This Just In: Men and Women Are Different!
Posted by Alan Tucker
One of the writing groups I follow on Facebook linked a post by Maureen Johnson on Huffington Post titled “The Gender Coverup”. Maureen took the stance, and eloquently, I might add, that publishers package books by women as “girly” and therefore view them of less quality in a literary sense. The conversation sparked a Twitter-fest about redesigning covers of current books with a “gender flip”. A follow up article with a slide show of some of the images can be found here.
There are a lot of issues to discuss from this, but I’m going to try to focus on one for today: the idea of gender bias or profiling on book covers.
First of all, I wanted to say that I thought many of the newly created covers in the coverflip slideshow were very well done. Many of them, however, for the books that I’ve read at least, did a poor job of portraying the actual story. Let’s look at Game of Thrones as an example.
While clever and nicely executed, I don’t think anyone who’s read Game of Thrones would think the second cover does an adequate job of characterizing the story inside. I know if I had purchased a copy with the gender flipped cover, I would have felt badly hoodwinked after reading it, regardless of the gender of the author.

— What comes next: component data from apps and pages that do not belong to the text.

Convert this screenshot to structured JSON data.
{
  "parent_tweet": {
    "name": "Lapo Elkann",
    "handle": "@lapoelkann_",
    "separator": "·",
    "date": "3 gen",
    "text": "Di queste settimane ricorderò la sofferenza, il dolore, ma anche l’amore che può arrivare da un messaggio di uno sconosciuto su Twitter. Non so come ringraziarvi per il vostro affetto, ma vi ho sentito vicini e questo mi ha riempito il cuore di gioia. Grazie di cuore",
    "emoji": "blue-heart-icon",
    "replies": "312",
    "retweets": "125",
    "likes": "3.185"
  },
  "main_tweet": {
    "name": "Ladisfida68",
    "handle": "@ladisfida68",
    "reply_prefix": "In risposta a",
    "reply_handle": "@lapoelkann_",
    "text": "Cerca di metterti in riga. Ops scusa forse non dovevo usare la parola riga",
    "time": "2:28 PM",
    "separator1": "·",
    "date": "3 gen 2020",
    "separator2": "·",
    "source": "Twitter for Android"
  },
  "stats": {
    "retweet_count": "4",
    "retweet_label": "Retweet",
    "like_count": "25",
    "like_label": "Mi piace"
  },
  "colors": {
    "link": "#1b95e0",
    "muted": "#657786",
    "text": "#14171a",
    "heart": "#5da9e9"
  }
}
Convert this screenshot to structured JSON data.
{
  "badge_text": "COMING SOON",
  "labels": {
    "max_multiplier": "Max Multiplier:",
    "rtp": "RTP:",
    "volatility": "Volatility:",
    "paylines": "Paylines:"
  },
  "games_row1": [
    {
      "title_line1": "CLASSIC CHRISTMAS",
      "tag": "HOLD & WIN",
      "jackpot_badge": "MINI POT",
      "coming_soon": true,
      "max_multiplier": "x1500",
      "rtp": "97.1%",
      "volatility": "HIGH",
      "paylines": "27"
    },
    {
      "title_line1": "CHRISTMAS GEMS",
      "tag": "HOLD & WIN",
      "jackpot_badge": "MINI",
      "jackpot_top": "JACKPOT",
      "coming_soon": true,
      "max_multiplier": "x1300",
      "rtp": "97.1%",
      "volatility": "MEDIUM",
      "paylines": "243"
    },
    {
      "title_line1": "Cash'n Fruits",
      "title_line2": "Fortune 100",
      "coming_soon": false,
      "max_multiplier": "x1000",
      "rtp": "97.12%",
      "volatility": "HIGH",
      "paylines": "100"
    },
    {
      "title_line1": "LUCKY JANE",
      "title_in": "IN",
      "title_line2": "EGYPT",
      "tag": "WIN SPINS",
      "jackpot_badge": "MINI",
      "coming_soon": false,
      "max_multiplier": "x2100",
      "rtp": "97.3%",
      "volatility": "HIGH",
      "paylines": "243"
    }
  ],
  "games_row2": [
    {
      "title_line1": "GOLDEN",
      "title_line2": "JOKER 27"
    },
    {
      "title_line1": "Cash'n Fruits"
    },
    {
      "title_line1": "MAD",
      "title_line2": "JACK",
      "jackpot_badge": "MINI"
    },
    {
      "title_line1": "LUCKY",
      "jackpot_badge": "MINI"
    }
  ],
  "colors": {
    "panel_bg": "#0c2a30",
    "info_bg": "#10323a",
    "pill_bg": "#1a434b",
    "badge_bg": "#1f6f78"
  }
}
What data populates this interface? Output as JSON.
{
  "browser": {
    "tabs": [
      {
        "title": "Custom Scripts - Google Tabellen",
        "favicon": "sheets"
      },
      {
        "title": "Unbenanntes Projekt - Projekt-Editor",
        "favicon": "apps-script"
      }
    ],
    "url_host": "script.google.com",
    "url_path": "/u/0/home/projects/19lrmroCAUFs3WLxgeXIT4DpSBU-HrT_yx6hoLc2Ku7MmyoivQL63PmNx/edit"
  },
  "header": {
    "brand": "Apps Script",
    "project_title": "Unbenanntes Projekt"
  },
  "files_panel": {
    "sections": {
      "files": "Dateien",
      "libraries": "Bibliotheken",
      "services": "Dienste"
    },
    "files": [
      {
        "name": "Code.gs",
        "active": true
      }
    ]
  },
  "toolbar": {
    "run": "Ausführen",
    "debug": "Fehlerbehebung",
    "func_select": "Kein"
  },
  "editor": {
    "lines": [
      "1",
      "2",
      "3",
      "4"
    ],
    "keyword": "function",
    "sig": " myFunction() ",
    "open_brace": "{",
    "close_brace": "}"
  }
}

So, to me, the question is: does the cover fit the story? If it doesn’t, then maybe there is some truth to the gender profiling notion.
Here’s a random sampling of some books I’ve read over the years by female authors. All excellent books by the way, GoodReads links at the end of the post. Click on the image to see it bigger.
This is hardly a scientific sample and it’s heavily skewed toward fantasy. However, looking at these as objectively as I can, I don’t see gender bias or profiling. I see covers that reasonably represent the mood and contents of the books.
One could argue that, being of the male persuasion, my buying habits tend toward covers that are gender neutral or have a male slant. I’m willing to concede that point. I certainly don’t gravitate to books with women in large, flowing dresses or guys flexing their abs on the cover. By and large, however, I don’t think I’m wrong in saying that books with covers like that have strong romantic components. I’m generally not interested in reading romance as a personal preference.
As such, only one of these covers is classified as YA (Young Adult), The Hunger Games. Maureen and I both write YA books, and I can see more in that genre where a “girly” aspect to the covers is in evidence. But, let’s think for a moment who the large majority of those books are written for and marketed to: girls. The vast majority of YA readers are girls/young women. Of course publishers are going to create a cover designed to cater to the largest demographic. It only makes sense.
Big publishers are not the only ones following the money. Have a look at self published YA novels. The trend continues. Lots of pretty girls, elegant dresses, and hot guys. If there is any misogyny going on, it’s being perpetuated by the female authors themselves.
While I agree with many of Maureen’s points, especially the need for modernization and gender equality in our educational system, I don’t see a conspiracy by the publishing world to treat women authors’ work as second class or “trashy”. I know from experience that it’s difficult to find readers when your book doesn’t fit neatly into a specific category, as many of Maureen’s don’t. But we can’t blame our covers, or even society, for that. The simple fact is, men and women are different and are drawn to different images and stories. No one is the same and it’s our differences that make the world such an interesting place!